But regardless of all that, what harm is there really in noting that professors tend to wear glasses? If we accept the generalized image that professors tend to be rather funny old people in general, and that they are no less valuable as people for their eccentricities, is there really any further risk in making a general observation about their need for glasses? I wouldn’t think so. The risk comes when the human value of “the other” is genuinely being called into question, and when their right to participate in society and even their right to live are being seriously questioned. That isn’t about to happen on the basis of professors wearing glasses. The greatest risk professors as such tend to face, as Ken Robinson points out, is not being invited to dinner parties, and their eye glasses really have nothing to do with that.
So what should I say in closing?

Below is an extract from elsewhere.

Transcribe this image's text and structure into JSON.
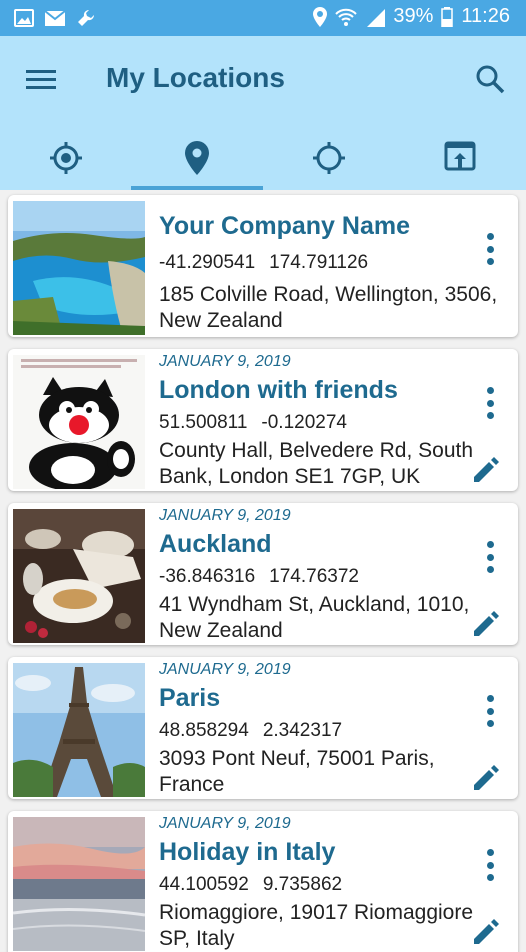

How can I generally sum up these generalizations? I hope that academics in general continue to recognize the general value, together with the general limitations, of speaking in general terms. In more specific terms, I hope that the professor whose general misconceptions I’ve been shaking my head at for the past couple weeks reads this someday and recognizes its implications in terms of his theories’ lack of viability… someday… but not yet. Beyond that I hope that the students I am teaching, my fellow university students and my readers here can all recognize that, in spite of my obnoxious manner at times (as defined by certain cultural norms) and my tendency to slip into abstract generalities at other times, I really do mean well, and I really do respect each of them as significant individuals… at least in a general sort of way.